Detect regions of high mobility in a protein simulation.
You want to see if a region of a protein is presenting high fluctuations and conformation changes.
Sometimes is useful to detect regions of a system that have elevated motions and fluctuations. The fastest way to see this is visual inspection of the trajectory using a molecular visualizer, although sometimes the high fluctuations regions could not be obvious. One way of detecting regions of different conformations throughout a simulation is using 2 dimensional root mean square analysis. This analysis calculates the best-fit RMSD of each frame to each other frame and creates a plot that can aid in the identification of big conformation shifts throughout the trajectory.
For this recipe, we are going to use the 575 amino acid tyrosine phosphatase from the PDB code 1LAR that has a docked inhibitor in the active site.
The topology file is 1lar-nowater.parm7 and the trajectory data is 1lar-nowater-run1.nc ( ~3 microseconds of sampling time, 1.7 GB). The water has been deleted from the topology file (using
parmstrip) and from the trajectories (using
strip). The trajectory have also been
rms fitted to the protein (see this recipe). Also, to save space, the trajectory was reduced to every 10th frame. The total number of frames is:
cpptraj -p 1lar-nowater.parm7 -y 1lar-nowater-run1.nc -tl Frames: 15477
To calculate the sampling time, we multiply the number of frames times how frequent we saved the trajectory data (ntwx=5 000) times the time step used (0.004). This gives for 1lar-nowater-run1.nc = 15 477 x 5 000 x 0.004 = 309 540 ps, but remember that we only saved every 10th frame to save space, so 309 540 x 10 = 3 095 400 ps, which corresponds to 3.09 microseconds.
We are going to use the command rmsd2d over residues 1 to 575 to see if there are any noticeable changes in conformation during the simulation.
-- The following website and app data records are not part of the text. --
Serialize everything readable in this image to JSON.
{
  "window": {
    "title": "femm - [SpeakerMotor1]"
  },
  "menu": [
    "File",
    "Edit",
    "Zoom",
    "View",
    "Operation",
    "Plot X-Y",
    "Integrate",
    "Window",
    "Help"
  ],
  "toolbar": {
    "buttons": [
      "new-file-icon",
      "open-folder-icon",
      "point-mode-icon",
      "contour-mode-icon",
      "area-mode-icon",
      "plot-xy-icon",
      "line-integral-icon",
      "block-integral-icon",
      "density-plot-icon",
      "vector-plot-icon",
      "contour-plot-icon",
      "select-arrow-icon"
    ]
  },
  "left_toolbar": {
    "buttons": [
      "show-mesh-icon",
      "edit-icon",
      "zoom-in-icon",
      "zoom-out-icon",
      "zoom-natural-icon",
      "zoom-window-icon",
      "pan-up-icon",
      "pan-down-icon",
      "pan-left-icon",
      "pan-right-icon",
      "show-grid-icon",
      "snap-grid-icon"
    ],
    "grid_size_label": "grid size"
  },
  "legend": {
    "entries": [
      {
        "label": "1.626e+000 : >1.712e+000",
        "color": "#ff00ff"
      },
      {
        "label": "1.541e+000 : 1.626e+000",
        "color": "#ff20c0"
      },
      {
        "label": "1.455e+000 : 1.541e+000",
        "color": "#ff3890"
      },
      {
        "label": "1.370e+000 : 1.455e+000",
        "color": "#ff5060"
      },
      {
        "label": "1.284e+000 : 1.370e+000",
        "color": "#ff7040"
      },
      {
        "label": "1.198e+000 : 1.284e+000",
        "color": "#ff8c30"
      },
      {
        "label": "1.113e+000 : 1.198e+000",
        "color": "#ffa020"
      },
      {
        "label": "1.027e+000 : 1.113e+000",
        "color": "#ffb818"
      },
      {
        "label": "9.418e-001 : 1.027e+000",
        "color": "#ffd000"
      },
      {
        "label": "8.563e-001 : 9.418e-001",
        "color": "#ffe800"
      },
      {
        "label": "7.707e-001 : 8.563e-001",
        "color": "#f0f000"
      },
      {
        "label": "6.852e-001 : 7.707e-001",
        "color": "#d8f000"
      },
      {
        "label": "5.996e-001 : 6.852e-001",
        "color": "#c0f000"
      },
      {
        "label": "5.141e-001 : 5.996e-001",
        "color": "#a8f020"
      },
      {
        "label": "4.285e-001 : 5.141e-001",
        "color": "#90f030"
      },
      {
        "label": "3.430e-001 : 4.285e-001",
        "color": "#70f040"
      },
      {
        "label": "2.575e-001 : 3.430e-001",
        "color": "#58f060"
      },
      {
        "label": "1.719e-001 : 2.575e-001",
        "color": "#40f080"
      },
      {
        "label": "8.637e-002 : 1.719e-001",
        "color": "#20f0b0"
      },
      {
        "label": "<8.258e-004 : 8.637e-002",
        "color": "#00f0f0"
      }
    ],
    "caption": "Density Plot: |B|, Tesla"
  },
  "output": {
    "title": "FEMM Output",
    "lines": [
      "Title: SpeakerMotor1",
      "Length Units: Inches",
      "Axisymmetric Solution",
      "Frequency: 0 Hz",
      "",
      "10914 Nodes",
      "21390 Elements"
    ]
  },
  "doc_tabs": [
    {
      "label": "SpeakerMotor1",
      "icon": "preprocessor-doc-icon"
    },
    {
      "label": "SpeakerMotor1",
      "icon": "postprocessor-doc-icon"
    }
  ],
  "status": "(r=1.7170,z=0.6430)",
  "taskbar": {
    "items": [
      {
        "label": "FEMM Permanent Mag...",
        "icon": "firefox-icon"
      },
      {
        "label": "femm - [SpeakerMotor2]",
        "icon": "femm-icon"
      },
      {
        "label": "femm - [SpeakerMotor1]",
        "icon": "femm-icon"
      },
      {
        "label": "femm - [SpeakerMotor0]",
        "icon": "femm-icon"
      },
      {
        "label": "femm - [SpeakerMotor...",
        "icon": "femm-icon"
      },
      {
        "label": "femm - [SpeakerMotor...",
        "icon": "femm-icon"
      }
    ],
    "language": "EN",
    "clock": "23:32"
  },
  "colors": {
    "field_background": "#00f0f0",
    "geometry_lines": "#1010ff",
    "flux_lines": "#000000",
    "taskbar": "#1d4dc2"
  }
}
The CPPTRAJ input script is:
parm 1lar-nowater.parm7 trajin 1lar-nowater-run1.nc 1 last 10 2drms :1-575@C,N,O,CA,CB&!@H= rmsout 2drms-all-residues.gnu go
The script reads the topology using the parm command and reads the trajectory file using trajin. Notice that we are only going to read every 10th frame. This is to speed the 2drms command, otherwise it will take a long time to calculate all the pair-wise interactions. The command 2drms will use residues 1 to 575 using only the atoms named C, N, O, CA and CB and not considering hydrogen atoms. This means that only the backbone of the protein is going to be used for calculations. The information will be saved in a gnuplot type file with name 2drms-all-residues.gnu. If we plot this results with gnuplot we obtain:
The x and y axis are the number of frames. Remember that our trajectory has ~15000 frames, but for this analysis we only read every 10th frame. The z axis is the RMSD value in angstroms. Although we can detect some regions where the rmsd values fluctuate, overall the simulation remains close to ~2-4 values, suggesting that no major conformational changes are occurring. One way to enhance our analysis, is perform a root mean square fluctuation analysis, which will help us detect if there is a sub-region of the system that we could possibly zoom in our 2drms analysis and detect any possible structural shifts. We use the atomicfluct command with this input script:
parm 1lar-nowater.parm7 trajin 1lar-nowater-run1.nc 1 last 10 atomicfluct out atomic-fluctuations.dat :1-575 byres go
We read our topology and trajectory file as usual, then we call the atomicfluct command. The output file will be named atomic-fluctuations.dat, we will measure the fluctuations on residues 1 to 575 and the
byres keyword focuses on a per-residue analysis, instead of per-atom analysis. The resulting data can be plotted with gnuplot:
The x axis represents each residue (from 1 to 575) and the y axis is the residue fluctuation in angstroms. We can see now that most of the residues are within the ~2-4 range, as suggested by the previous 2drms plot, but we notice a central region of the protein that presents higher atomic fluctuations than the rest of the system. The area is within residues 280 to 310. We can do another 2drms plot focusing only on that region with the CPPTRAJ input:
parm 1lar-nowater.parm7 trajin 1lar-nowater-run1.nc 1 last 10 2drms :280-310@C,N,O,CA,CB&!@H= rmsout 2drms-280_310-residues.gnu go
which now will only focus on residues 280 to 310. The result is:
Using the atomicfluct command helped to identify a particular region of the system that could be exploring interesting molecular conformations. This new 2drms plot suggest that the protein region between residues 280 and 310 is experiencing conformation changes between values of ~2-10 angstroms that could influence the stability of the system. Further analysis could now be done on that particular region, for example, clustering, to extract the populated structures. Visit the clustering recipe for a clustering example using CPPTRAJ.